### TASK DETAILS
Omit images. Retype all entries verbatim.

### DATASET EXTRACT
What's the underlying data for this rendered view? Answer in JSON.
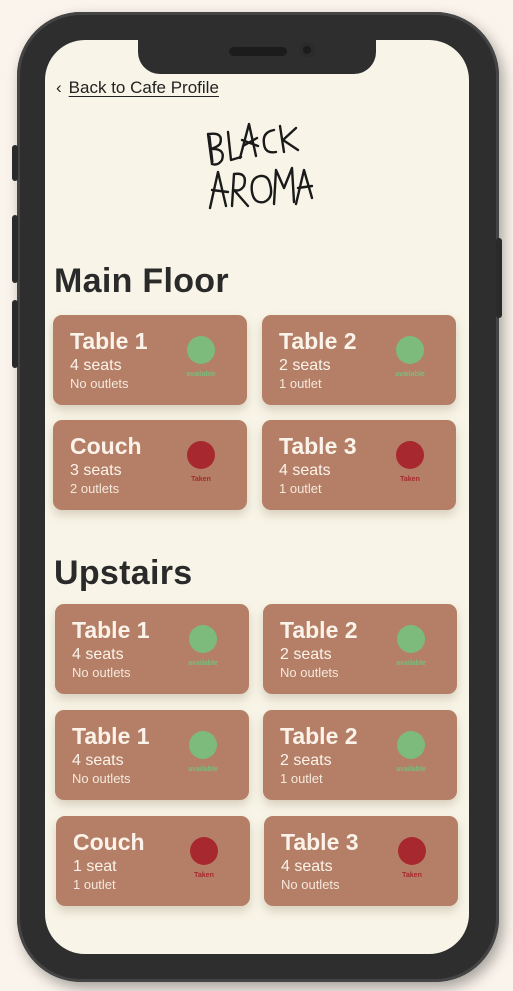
{
  "nav": {
    "back_chevron": "‹",
    "back_label": "Back to Cafe Profile"
  },
  "logo": {
    "line1": "BLACK",
    "line2": "AROMA"
  },
  "colors": {
    "available": "#7dbb7d",
    "taken": "#a8282f",
    "card": "#b47f66"
  },
  "sections": [
    {
      "title": "Main Floor",
      "tables": [
        {
          "name": "Table 1",
          "seats": "4 seats",
          "outlets": "No outlets",
          "status": "available"
        },
        {
          "name": "Table 2",
          "seats": "2 seats",
          "outlets": "1 outlet",
          "status": "available"
        },
        {
          "name": "Couch",
          "seats": "3 seats",
          "outlets": "2 outlets",
          "status": "Taken"
        },
        {
          "name": "Table 3",
          "seats": "4 seats",
          "outlets": "1 outlet",
          "status": "Taken"
        }
      ]
    },
    {
      "title": "Upstairs",
      "tables": [
        {
          "name": "Table 1",
          "seats": "4 seats",
          "outlets": "No outlets",
          "status": "available"
        },
        {
          "name": "Table 2",
          "seats": "2 seats",
          "outlets": "No outlets",
          "status": "available"
        },
        {
          "name": "Table 1",
          "seats": "4 seats",
          "outlets": "No outlets",
          "status": "available"
        },
        {
          "name": "Table 2",
          "seats": "2 seats",
          "outlets": "1 outlet",
          "status": "available"
        },
        {
          "name": "Couch",
          "seats": "1 seat",
          "outlets": "1 outlet",
          "status": "Taken"
        },
        {
          "name": "Table 3",
          "seats": "4 seats",
          "outlets": "No outlets",
          "status": "Taken"
        }
      ]
    }
  ]
}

### WRITTEN SOLUTION
What's the underlying data for this rendered view? Answer in JSON.
{
  "nav": {
    "back_chevron": "‹",
    "back_label": "Back to Cafe Profile"
  },
  "logo": {
    "line1": "BLACK",
    "line2": "AROMA"
  },
  "colors": {
    "available": "#7dbb7d",
    "taken": "#a8282f",
    "card": "#b47f66"
  },
  "sections": [
    {
      "title": "Main Floor",
      "tables": [
        {
          "name": "Table 1",
          "seats": "4 seats",
          "outlets": "No outlets",
          "status": "available"
        },
        {
          "name": "Table 2",
          "seats": "2 seats",
          "outlets": "1 outlet",
          "status": "available"
        },
        {
          "name": "Couch",
          "seats": "3 seats",
          "outlets": "2 outlets",
          "status": "Taken"
        },
        {
          "name": "Table 3",
          "seats": "4 seats",
          "outlets": "1 outlet",
          "status": "Taken"
        }
      ]
    },
    {
      "title": "Upstairs",
      "tables": [
        {
          "name": "Table 1",
          "seats": "4 seats",
          "outlets": "No outlets",
          "status": "available"
        },
        {
          "name": "Table 2",
          "seats": "2 seats",
          "outlets": "No outlets",
          "status": "available"
        },
        {
          "name": "Table 1",
          "seats": "4 seats",
          "outlets": "No outlets",
          "status": "available"
        },
        {
          "name": "Table 2",
          "seats": "2 seats",
          "outlets": "1 outlet",
          "status": "available"
        },
        {
          "name": "Couch",
          "seats": "1 seat",
          "outlets": "1 outlet",
          "status": "Taken"
        },
        {
          "name": "Table 3",
          "seats": "4 seats",
          "outlets": "No outlets",
          "status": "Taken"
        }
      ]
    }
  ]
}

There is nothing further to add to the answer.